Pāgina 628 - The most superficial glance at the present condition of European states shows, that those which linger in the race cannot hope to escape the partial diminution and perhaps the final annihilation of their resources. It is with nations as with nature, which, according to a happy expression of Goethe, knows no pause in ever-increasing movement, development, and production — a curse still cleaving to standing still.
Pāgina 596 - ... than coal-tar naphtha may be used in which the brown substance is soluble and the colouring matter is not soluble. I then free the residue from the naphtha by evaporation, and digest it with methylated spirit, or any other liquid in which the colouring matter is soluble, which dissolves out the new colouring matter. I then separate the methylated spirit from the colouring matter by distillation, at a temperature of 100° C. or 212° F.
Pāgina 663 - ... hydrogen, the power of combining with acids has altogether disappeared. In these hydrogen-compounds the gradation of properties is. indeed even more marked than in their trimethylated and triethylated derivatives. On comparing the terminal points of the series, ammonia and antimonietted hydrogen, we cannot fail to be struck by the dissimilarity of properties which at the first glance appears to limit the analogy of the two compounds to a mere parallelism of composition. In the methylated and...
Pāgina 596 - At this time neither I nor my friends had seen the inside of a chemical works, and whatever knowledge I had was obtained from books. This, however, was not so serious a drawback as at first it might appear to be, as the kind of apparatus required, and the character of the operations to be performed, were so entirely different from any in use that there was but little to copy from.
Pāgina 597 - ... had it not been for this discovery, the coal-tar colour industry could not have been started.
Pāgina 595 - Although the results were not so encouraging as could be wished, I was persuaded of the importance of the colouring matter, and the result was that, in October, I sought an interview with my old master Hofmann and told him of the discovery of this dye, showing him patterns dyed with it, at the same time saying that as I was going to undertake its manufacture, I was sorry that I should have to leave the Royal College of Chemistry. At this he appeared annoyed, and spoke in a very discouraging manner,...
Pāgina 217 - The flames of cyanogen and acetylene are peculiar in respect that the te'mperature of individual decomposing molecules is not dependent entirely on the temperature generated by the combustion which is a function of the tension of dissociation of the oxidised products, carbonic acid and water. We have no means of defining with any accuracy the temperature which the particles of such a flame may reach. We know, however, that the mean temperature of the flames of carbonic oxide and hydrogen lies between...
Pāgina 834 - ... of air comparatively cold. The real temperature of visible flame is perhaps as high as any we are acquainted with.

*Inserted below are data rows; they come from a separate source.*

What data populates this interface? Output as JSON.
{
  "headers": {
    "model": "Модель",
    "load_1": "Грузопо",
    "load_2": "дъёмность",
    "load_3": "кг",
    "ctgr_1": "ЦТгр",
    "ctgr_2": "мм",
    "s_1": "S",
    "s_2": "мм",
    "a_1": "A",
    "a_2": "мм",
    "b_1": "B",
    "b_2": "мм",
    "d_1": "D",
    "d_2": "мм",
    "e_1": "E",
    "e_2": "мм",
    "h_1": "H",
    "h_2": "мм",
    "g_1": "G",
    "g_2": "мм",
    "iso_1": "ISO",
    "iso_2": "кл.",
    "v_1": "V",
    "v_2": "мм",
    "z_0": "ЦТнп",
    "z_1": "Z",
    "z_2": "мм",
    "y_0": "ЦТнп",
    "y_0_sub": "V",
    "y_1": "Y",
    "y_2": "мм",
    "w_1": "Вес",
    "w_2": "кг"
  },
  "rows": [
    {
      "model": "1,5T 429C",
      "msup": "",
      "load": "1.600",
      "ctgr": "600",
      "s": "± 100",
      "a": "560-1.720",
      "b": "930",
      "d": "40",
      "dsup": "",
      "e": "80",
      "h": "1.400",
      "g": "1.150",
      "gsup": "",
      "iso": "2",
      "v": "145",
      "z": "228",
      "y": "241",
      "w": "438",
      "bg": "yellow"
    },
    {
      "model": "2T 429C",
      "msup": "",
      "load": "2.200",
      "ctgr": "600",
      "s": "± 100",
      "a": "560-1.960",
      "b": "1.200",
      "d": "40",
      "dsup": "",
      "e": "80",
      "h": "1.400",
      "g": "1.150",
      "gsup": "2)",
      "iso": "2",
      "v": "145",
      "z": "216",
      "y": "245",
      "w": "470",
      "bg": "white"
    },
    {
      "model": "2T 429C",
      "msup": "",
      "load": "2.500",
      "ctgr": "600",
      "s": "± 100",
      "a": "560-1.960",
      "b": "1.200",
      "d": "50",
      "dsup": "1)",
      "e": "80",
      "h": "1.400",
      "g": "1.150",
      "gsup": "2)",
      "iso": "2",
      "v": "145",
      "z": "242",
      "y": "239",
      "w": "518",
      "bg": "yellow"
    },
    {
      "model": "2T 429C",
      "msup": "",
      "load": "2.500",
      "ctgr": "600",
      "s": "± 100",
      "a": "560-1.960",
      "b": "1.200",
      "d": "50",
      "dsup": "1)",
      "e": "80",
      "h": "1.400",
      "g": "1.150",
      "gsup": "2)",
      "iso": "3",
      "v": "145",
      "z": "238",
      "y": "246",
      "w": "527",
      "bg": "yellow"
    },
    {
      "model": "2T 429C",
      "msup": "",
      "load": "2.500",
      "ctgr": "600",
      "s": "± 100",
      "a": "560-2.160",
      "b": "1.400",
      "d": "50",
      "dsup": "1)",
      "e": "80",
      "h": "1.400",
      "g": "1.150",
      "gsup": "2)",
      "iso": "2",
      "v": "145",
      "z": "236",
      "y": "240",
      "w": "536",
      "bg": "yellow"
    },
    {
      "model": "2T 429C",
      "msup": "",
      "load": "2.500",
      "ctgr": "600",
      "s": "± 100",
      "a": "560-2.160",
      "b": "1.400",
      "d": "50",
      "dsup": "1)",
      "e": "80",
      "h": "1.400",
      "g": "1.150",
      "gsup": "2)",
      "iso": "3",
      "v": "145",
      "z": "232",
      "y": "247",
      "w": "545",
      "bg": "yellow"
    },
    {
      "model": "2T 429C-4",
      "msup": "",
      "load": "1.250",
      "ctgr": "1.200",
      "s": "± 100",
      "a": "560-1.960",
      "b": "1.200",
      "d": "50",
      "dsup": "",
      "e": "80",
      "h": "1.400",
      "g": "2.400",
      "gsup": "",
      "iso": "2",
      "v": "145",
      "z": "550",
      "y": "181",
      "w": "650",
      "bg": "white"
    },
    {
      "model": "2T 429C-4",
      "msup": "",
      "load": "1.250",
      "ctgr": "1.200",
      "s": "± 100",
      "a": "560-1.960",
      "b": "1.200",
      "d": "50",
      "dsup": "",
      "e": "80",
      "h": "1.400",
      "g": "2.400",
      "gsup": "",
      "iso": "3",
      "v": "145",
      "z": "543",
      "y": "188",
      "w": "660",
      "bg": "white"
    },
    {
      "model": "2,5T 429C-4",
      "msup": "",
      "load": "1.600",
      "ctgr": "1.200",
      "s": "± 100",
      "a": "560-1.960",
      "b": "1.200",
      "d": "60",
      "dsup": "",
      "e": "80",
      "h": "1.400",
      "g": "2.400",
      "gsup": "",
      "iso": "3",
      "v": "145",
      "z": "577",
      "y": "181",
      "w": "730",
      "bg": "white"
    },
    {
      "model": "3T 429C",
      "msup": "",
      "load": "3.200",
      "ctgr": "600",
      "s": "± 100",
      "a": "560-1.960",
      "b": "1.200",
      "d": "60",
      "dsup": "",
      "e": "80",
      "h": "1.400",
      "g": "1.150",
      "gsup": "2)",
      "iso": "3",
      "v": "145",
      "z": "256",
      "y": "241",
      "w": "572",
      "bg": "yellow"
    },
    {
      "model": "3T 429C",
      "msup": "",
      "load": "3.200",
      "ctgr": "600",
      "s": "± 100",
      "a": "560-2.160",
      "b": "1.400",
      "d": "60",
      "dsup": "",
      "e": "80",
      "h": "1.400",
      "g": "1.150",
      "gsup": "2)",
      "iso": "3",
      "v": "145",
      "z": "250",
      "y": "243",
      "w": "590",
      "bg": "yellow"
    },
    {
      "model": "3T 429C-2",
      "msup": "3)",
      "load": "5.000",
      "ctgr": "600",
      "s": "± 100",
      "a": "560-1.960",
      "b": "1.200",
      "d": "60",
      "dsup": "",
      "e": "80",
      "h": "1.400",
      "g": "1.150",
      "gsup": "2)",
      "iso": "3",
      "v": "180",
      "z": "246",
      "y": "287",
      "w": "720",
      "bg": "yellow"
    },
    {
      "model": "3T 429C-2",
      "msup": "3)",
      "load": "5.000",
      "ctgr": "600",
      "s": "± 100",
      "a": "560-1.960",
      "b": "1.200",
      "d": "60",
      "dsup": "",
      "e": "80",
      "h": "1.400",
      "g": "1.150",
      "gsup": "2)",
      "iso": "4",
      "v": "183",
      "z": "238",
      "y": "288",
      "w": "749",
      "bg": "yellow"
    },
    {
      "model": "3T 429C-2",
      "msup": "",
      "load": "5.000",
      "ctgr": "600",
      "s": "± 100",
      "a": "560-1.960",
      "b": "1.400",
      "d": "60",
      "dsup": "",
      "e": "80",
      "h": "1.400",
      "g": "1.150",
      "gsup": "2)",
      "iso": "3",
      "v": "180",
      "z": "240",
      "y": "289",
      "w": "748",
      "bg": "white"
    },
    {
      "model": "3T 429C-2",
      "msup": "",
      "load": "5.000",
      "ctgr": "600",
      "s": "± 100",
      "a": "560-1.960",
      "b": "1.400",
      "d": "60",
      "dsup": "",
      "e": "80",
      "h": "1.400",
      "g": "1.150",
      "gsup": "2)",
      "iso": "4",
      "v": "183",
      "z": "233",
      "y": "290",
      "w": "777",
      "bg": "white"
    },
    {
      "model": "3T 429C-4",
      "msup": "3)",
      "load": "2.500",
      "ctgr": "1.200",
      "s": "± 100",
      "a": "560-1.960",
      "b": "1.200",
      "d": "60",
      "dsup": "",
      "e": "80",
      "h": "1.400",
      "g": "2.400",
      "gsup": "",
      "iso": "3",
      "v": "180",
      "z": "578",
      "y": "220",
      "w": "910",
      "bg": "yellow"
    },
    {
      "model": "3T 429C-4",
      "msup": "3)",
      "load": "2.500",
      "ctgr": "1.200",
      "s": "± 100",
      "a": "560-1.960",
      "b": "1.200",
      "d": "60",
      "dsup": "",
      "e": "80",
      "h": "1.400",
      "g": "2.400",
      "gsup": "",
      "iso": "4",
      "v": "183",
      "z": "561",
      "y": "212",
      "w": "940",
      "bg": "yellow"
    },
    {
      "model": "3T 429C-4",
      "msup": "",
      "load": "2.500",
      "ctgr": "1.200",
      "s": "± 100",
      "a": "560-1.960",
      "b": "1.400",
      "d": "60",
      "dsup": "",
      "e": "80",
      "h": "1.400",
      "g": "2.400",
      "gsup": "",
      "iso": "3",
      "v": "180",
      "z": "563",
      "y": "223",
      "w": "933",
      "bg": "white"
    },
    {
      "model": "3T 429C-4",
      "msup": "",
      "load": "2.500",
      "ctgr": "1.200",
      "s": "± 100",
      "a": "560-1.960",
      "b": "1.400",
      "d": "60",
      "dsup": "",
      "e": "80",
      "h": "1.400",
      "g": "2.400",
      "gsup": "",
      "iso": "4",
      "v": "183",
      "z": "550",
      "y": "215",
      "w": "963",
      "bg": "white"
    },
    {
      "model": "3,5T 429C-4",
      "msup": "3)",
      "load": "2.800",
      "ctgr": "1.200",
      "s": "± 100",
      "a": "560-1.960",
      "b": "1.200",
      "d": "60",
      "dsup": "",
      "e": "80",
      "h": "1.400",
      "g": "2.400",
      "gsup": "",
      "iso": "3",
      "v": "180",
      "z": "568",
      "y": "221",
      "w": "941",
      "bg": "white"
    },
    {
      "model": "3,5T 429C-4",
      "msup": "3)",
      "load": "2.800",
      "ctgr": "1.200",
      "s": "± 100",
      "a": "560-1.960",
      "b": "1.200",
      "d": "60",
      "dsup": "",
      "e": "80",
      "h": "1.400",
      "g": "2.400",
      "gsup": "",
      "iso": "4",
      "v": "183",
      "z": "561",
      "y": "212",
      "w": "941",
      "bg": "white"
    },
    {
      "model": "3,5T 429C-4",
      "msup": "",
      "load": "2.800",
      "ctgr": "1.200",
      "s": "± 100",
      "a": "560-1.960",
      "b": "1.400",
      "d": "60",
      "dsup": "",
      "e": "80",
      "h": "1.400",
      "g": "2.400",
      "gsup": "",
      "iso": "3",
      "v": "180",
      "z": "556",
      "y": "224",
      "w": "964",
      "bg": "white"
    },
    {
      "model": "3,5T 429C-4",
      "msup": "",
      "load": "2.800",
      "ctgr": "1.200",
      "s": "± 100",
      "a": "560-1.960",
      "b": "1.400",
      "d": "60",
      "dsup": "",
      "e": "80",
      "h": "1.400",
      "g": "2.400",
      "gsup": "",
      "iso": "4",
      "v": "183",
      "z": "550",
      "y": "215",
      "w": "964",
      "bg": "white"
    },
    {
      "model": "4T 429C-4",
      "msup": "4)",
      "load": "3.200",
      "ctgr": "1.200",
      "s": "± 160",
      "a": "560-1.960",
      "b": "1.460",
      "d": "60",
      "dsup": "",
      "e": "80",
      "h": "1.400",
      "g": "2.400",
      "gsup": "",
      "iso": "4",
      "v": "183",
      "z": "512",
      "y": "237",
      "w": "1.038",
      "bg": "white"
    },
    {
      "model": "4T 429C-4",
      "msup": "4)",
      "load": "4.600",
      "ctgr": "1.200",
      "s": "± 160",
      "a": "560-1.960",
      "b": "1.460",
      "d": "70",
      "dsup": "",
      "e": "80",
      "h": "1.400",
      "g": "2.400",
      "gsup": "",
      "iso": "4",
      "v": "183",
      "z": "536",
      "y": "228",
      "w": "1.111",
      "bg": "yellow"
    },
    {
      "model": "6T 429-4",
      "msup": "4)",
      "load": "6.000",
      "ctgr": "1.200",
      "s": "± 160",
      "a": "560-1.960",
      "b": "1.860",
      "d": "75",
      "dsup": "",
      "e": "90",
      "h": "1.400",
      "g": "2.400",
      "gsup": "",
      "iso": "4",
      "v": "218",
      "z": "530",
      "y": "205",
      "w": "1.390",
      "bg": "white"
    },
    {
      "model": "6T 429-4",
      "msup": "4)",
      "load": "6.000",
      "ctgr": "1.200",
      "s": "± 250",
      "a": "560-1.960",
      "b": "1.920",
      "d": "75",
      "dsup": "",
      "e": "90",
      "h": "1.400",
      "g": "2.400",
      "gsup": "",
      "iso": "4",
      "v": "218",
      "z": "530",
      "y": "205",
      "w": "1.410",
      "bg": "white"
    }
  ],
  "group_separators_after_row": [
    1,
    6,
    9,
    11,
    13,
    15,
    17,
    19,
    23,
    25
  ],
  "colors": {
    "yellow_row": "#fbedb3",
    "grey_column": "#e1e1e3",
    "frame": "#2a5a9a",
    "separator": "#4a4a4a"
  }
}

Mr. TENNANT was in the habit of showing an experiment, which demonstrates the intensity of its heat. He used to fuse a small filament of platinum in the flame of a common candle; and it is proved by many facts, that a stream of air may be made to render a metallic body white hot, yet not be itself luminous.